Vietnamese Shrimp & Pork Crepe with Bean Sprouts – Banh Xeo or Banh Khoai
Banh Xeo is a Vietnamese crepe traditionally filled with shrimp, pork, and bean sprouts. It is a very good dish but can be a bit challenging to make if you haven’t cooked crepes before. But just like everything else it takes practice. I first saw this savory crepe while watching a travel show filmed on the streets of Vietnam. What I thought was really cool is the name of the crepe, banh, meaning cake, and xeo which describes the sizzle sizzle sound of the crepe cooking in the wok. Banh xeo is best enjoyed fresh and with a few herbs and lettuce dipped in nuoc cham.
Ingredients for Crepe Batter (you have a few options here):
Banh Xeo Crepe mix (can be found at your local Asian market)
1 ¼ cup rice flour
1 ¼ cup soda mineral water
¼ tsp salt
1 tsp sugar
½ tsp ground turmeric
1 Tbsp oil
Ingredients for Filling:
½ lb raw medium shrimp (you can always add more if you are leaving out the pork)
½ lb pork chop (thinly sliced)
1 bag of bean sprouts (about 2 cups)
1 bunch of scallions (diced)
1 cup mushrooms (you can pick your favorite or stick to something a bit more traditional like straw mushrooms)
2 Tbsp nuoc mam (Vietnamese fish sauce)
Pinch of ground black pepper
Ingredients for Dipping Sauce:
¼ cup nuoc mam (Vietnamese fish sauce)
¼ cup sugar
Lime juice (to taste)
Hot sauce or hot peppers (finely chopped, to taste – optional)
For this recipe, just leave out the shrimp and pork. You can add tofu or some kind of mock meat such as pork or shrimp. I would also suggest adding a veggie or two such as green beans (which I have used when making this recipe for my sister, who loves them).
Lettuce leaves (mix it up)
Wok or heavy non-stick skillet
Large mixing bowl
Mix the ingredients for the batter in a large bowl and let it sit for about 10 minutes.

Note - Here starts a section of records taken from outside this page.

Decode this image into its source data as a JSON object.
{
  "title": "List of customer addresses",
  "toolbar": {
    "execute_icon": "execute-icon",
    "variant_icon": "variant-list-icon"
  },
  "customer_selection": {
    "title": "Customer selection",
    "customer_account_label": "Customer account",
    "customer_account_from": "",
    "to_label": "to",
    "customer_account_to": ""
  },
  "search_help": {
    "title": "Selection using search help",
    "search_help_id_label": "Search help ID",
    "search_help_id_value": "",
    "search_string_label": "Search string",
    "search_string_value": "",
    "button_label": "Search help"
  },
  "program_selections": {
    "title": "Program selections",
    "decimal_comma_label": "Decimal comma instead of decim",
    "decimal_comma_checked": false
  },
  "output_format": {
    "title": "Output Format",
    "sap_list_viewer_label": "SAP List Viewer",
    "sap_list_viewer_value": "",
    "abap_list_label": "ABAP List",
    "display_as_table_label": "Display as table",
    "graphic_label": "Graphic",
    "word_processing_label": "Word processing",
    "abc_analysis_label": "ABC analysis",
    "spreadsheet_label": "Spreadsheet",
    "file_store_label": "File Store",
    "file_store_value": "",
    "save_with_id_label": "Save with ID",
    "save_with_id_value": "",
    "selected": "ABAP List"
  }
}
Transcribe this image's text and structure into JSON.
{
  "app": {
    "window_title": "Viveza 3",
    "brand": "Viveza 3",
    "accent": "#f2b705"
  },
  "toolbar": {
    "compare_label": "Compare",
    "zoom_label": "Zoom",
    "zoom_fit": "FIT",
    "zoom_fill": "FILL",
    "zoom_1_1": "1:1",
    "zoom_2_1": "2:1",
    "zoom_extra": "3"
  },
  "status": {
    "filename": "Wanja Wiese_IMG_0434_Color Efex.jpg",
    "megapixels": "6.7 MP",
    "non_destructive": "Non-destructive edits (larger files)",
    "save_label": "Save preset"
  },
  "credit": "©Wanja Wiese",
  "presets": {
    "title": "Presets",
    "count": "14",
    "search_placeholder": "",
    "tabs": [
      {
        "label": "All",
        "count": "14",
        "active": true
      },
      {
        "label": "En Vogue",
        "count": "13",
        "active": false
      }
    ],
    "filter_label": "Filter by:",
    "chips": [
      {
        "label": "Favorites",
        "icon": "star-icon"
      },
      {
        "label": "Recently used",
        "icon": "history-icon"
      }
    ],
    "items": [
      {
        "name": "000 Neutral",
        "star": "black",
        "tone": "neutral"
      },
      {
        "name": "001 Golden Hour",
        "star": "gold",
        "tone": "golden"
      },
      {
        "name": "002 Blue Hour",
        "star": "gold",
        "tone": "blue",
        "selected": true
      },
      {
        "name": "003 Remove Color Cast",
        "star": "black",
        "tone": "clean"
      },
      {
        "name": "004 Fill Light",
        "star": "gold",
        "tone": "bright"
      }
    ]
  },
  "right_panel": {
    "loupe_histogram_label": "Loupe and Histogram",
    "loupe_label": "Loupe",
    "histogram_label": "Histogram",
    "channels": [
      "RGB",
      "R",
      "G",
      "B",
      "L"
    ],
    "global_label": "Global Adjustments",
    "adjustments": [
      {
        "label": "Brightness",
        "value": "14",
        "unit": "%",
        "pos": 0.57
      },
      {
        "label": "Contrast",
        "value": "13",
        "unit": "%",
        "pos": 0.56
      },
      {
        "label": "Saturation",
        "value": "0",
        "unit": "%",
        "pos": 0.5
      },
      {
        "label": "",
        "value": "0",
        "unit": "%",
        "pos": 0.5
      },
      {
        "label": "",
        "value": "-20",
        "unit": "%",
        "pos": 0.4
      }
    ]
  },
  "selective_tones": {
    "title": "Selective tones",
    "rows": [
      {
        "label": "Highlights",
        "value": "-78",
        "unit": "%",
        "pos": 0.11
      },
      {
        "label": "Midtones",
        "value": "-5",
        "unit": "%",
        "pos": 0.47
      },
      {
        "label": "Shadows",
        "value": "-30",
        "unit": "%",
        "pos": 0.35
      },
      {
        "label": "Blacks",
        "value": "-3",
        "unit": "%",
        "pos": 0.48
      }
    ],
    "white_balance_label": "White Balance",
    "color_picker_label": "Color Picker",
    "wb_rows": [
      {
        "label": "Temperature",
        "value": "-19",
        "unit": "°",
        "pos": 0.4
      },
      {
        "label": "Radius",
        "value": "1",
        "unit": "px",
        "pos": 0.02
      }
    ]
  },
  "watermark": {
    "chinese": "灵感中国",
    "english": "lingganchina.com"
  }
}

Clean the shrimp (peeling and deveining), cut in half and set aside in a bowl. Remove the fat from the pork and thinly slice into strips. Clean and dice the scallions. Mix the shrimp, pork, and scallions in a bowl with the fish sauce and ground black pepper to marinate for a few minutes.
In the meantime, clean the mushrooms with a damp cloth and cut into slices.
For the filling, there are 2 ways that it is done. One way where the raw meat and veggies are put directly into the crepe as it cooks. The other way which I think is better for making sure that the meat is cooked through, is to sautéed the pork and shrimp before you begin making the crepes. After cooking the meat set aside in a bowl.
In your wok or skillet, heat about a tablespoon of oil over medium-high heat. Swirl the oil around so that the pan is completely covered. Now the goal is to get the crepe as thin and crispy as possible. Put about a half a cup of the batter into the pan. Immediately swirl the batter around so that it is evenly spread over the skillet and the layer is very thin. As the batter cooks it will making a sizzling sound and bubble slightly. Now it’s time for the filling. On one half of the crepe, put a few tablespoons of pork and a few shrimp, topped with some mushrooms and bean sprouts. Allow to cook for a few minutes until the edge of the crepe has pulled away from the pan. Now use your spatula to lift the crepe and check for a nice golden brown color. If you are happy with the color and crispiness of the crepe, fold over and place on a plate for serving.
This is definitely a recipe that needs to be made fresh. You can’t really store the crepes in the fridge because they will become soggy and much less appetizing. However, if you decide to save some, instead of reheating in the microwave, it would probably be better to fry them up again.
If you are looking for this dish in a restaurant it is not going to be the easiest thing to find. In many cases Vietnamese restaurants, will use the word crepe to describe steamed rice flour rolls with similar filling ingredients. While these are still very tasty you are not going to satisfy your craving for a crispy savory crepe.